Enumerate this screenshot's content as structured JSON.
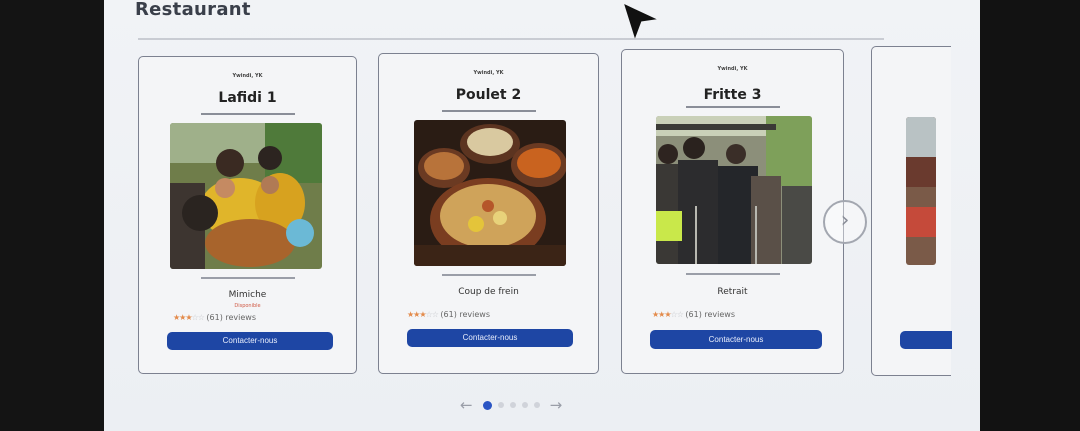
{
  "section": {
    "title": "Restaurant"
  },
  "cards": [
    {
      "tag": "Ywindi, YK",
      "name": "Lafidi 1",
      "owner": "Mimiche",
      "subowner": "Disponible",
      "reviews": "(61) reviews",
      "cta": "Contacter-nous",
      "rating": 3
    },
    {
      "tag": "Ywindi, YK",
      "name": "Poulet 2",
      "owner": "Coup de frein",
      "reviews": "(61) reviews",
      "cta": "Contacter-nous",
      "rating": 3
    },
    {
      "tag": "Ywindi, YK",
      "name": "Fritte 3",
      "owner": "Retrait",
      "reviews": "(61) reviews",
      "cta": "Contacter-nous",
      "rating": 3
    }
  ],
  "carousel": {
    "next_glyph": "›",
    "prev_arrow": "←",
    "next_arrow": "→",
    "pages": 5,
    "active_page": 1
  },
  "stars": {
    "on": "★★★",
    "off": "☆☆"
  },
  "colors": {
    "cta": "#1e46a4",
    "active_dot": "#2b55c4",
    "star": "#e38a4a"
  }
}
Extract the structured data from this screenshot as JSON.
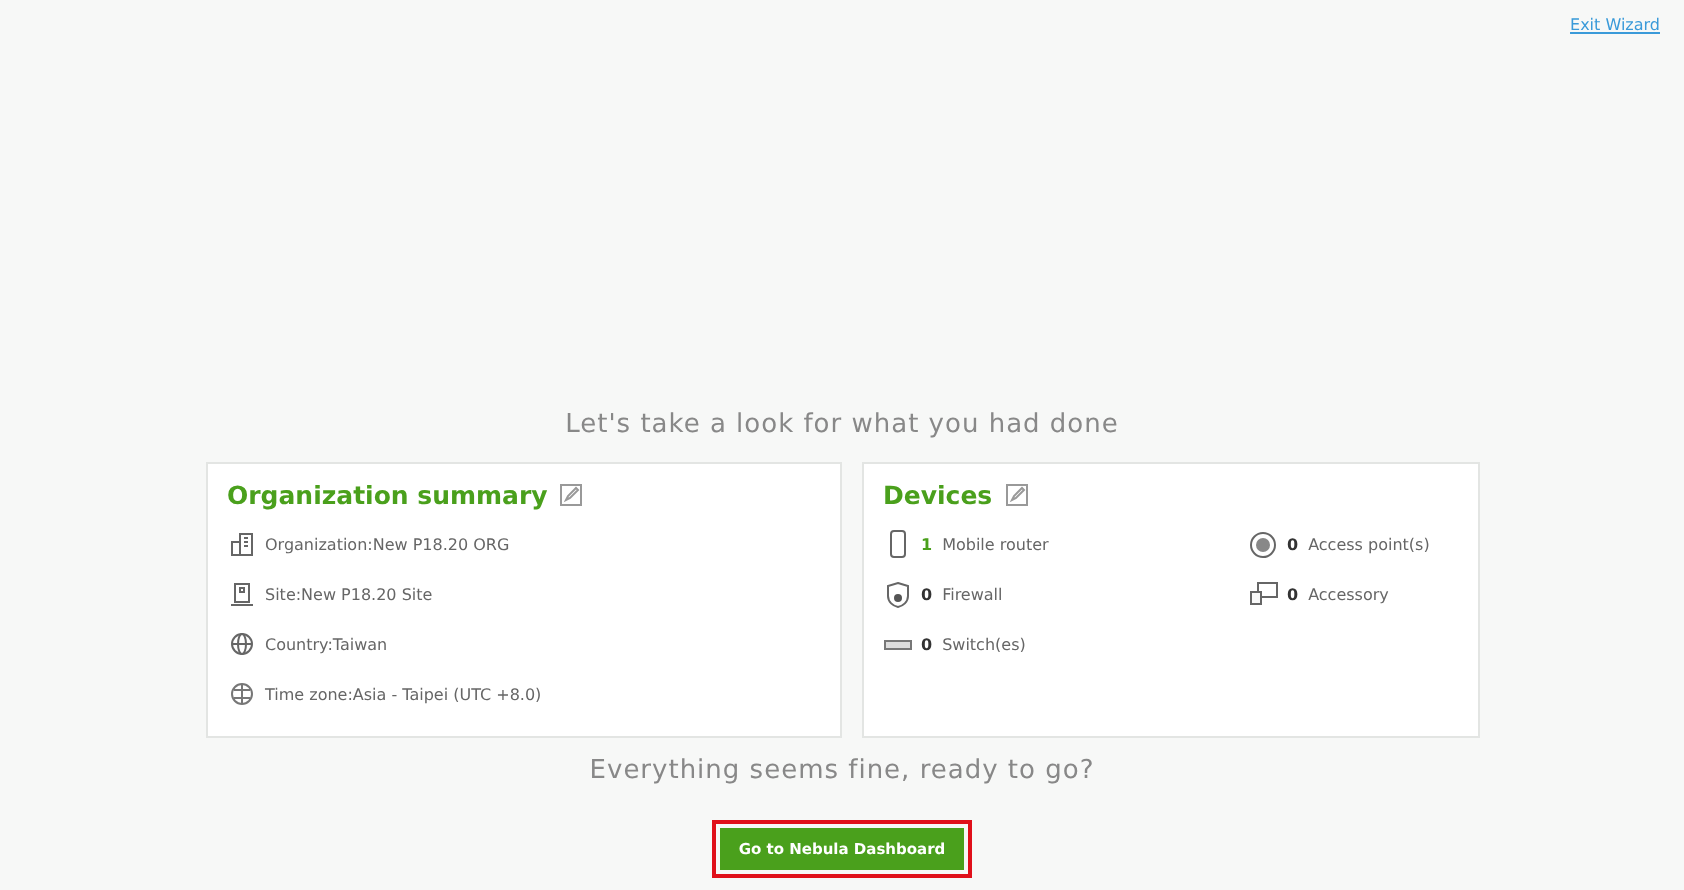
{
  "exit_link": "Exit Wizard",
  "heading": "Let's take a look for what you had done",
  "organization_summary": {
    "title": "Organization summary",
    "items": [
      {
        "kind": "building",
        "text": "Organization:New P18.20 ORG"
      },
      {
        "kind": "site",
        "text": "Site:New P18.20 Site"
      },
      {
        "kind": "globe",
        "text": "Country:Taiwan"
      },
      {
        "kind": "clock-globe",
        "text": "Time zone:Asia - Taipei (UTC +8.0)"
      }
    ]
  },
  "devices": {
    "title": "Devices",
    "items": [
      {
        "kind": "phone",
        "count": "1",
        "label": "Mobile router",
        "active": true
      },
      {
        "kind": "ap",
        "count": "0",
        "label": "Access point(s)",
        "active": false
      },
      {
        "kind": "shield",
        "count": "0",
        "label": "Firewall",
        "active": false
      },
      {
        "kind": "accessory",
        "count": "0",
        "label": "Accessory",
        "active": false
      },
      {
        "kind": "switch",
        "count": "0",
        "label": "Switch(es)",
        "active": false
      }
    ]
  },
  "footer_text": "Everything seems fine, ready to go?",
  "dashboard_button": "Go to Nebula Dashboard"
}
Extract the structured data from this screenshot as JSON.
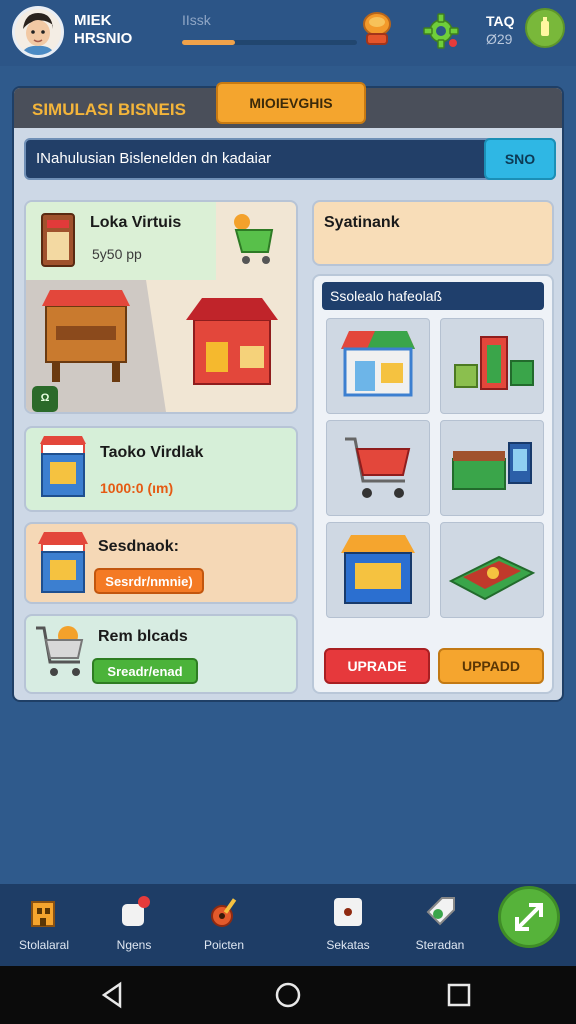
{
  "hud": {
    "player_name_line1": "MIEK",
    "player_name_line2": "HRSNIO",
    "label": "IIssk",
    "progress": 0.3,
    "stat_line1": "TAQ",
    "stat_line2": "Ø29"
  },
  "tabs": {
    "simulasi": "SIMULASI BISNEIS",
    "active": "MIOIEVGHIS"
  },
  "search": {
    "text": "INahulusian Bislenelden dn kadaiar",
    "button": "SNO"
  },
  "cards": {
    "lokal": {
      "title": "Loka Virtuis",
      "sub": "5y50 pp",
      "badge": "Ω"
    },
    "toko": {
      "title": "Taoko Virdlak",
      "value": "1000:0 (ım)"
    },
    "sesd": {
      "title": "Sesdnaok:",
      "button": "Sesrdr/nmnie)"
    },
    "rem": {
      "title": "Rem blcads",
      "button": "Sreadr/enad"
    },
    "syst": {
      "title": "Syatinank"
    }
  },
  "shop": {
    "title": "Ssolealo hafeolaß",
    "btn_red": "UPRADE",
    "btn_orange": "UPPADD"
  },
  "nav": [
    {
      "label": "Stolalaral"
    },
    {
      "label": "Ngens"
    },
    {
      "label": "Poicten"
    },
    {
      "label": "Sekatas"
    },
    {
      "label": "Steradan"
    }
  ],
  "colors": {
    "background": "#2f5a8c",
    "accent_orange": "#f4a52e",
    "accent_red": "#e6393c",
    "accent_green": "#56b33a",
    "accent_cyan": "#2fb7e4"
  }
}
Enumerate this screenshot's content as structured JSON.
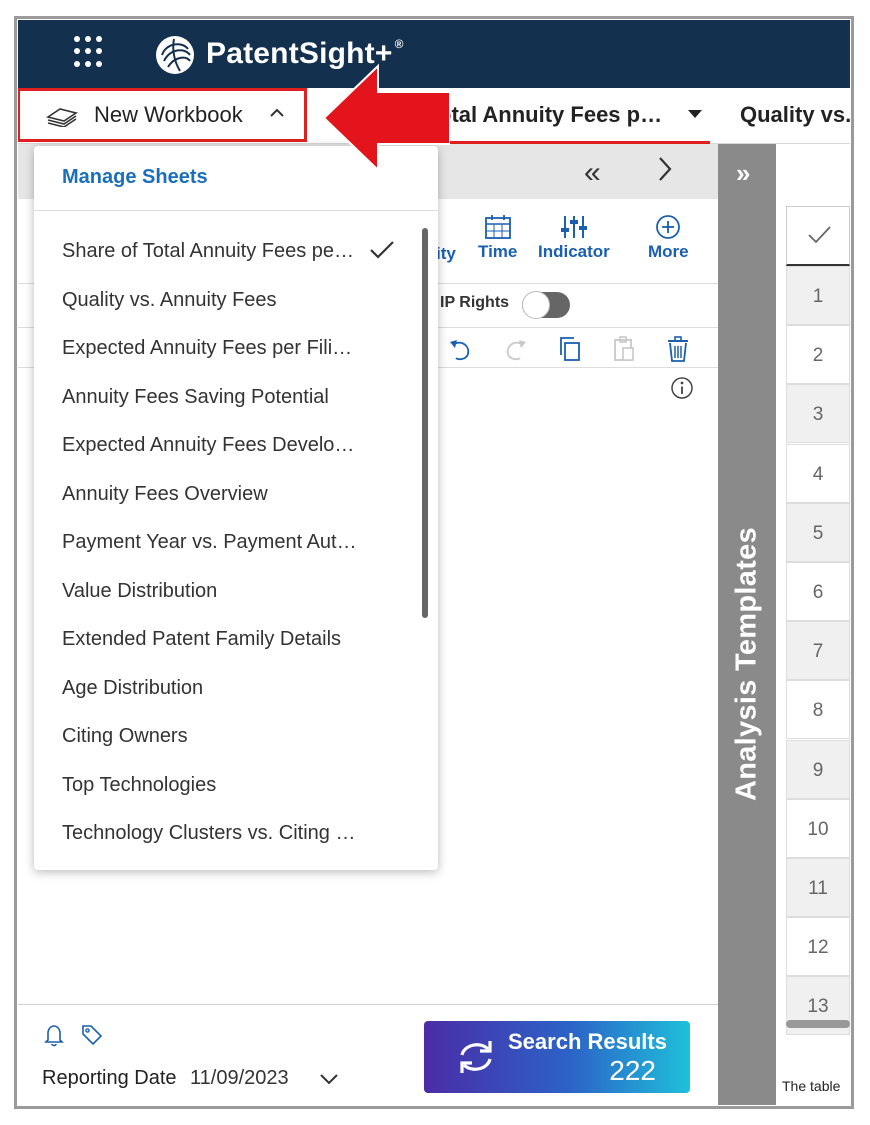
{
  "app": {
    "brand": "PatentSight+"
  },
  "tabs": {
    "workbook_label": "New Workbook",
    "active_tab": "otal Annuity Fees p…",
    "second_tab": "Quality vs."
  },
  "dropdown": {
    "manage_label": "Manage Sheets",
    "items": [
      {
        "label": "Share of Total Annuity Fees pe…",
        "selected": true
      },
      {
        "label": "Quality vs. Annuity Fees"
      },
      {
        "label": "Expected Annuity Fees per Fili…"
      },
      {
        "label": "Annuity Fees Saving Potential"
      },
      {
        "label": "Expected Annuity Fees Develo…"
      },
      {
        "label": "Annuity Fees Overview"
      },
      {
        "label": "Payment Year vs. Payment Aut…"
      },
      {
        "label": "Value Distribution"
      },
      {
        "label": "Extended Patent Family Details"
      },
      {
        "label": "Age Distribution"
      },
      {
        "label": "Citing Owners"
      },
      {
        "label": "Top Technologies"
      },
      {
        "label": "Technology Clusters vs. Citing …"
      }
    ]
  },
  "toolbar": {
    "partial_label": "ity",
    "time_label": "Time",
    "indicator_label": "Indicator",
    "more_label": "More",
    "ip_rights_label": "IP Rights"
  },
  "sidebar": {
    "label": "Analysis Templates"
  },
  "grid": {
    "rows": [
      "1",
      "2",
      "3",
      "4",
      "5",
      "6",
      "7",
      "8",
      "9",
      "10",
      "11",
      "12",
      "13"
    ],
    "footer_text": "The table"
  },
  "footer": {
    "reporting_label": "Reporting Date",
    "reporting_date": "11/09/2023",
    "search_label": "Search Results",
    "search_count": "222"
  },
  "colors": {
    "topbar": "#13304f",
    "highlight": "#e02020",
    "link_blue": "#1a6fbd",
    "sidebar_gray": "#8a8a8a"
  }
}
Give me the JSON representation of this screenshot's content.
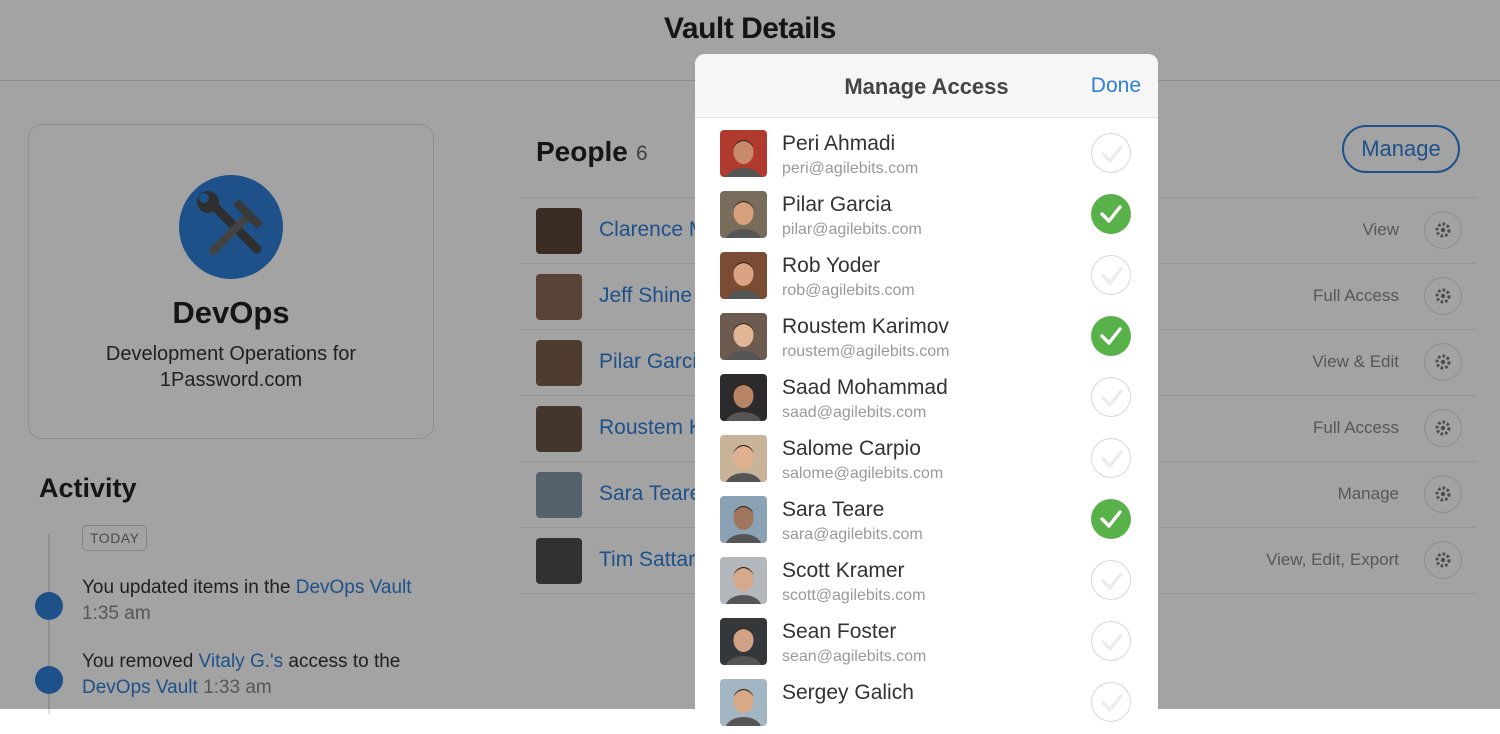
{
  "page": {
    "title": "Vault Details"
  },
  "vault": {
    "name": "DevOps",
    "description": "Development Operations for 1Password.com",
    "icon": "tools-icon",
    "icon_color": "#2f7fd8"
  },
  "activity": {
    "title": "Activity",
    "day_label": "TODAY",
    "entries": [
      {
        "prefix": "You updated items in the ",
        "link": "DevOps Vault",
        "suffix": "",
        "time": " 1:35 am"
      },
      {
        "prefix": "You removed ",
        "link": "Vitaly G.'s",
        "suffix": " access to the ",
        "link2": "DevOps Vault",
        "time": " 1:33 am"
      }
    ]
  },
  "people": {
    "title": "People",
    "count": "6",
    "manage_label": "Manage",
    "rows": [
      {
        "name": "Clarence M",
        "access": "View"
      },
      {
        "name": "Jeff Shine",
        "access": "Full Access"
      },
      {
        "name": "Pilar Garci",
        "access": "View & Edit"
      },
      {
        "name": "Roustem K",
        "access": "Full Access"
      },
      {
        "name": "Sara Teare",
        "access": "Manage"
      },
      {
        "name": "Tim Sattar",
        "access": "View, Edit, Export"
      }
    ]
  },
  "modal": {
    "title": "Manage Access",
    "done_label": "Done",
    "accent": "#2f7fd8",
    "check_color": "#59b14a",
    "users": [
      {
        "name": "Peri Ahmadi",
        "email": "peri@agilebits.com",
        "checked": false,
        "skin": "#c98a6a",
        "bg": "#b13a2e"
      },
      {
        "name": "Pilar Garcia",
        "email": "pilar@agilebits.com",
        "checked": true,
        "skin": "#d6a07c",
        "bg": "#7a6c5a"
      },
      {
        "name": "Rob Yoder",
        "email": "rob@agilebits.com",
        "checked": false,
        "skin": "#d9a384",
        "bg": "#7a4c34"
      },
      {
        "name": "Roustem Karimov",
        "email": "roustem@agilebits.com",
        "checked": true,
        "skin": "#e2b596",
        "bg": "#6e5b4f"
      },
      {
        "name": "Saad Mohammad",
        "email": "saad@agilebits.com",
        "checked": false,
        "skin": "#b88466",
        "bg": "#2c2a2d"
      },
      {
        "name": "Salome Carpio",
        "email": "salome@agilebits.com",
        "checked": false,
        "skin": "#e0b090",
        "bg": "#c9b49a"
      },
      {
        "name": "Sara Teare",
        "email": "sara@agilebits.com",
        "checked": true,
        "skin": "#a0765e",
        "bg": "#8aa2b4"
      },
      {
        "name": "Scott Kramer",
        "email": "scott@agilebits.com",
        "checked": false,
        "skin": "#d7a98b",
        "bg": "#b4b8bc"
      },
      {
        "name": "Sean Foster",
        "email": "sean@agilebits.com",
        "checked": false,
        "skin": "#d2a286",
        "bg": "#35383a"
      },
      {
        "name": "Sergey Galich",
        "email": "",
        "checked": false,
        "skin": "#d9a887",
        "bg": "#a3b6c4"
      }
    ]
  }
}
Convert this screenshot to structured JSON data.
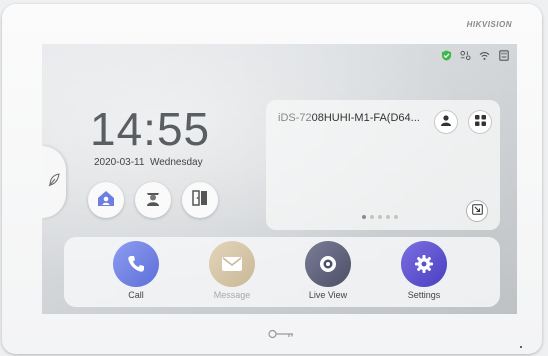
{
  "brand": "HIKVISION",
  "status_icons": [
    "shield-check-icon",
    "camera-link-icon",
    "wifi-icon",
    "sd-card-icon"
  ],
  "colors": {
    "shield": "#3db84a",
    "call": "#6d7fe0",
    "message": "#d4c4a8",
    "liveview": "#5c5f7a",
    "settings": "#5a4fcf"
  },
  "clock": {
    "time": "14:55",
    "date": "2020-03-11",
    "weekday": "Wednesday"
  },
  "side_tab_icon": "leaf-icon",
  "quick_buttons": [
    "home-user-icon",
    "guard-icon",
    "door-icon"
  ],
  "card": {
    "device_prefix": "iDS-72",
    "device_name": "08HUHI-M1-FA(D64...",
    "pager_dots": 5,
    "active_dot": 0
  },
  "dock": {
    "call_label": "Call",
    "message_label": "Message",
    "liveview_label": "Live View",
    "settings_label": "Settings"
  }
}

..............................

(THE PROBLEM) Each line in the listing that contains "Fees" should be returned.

(TASK RESPONSE)
    "active_tab": "otal Annuity Fees p…",
        "label": "Share of Total Annuity Fees pe…",
        "label": "Quality vs. Annuity Fees"
        "label": "Expected Annuity Fees per Fili…"
        "label": "Annuity Fees Saving Potential"
        "label": "Expected Annuity Fees Develo…"
        "label": "Annuity Fees Overview"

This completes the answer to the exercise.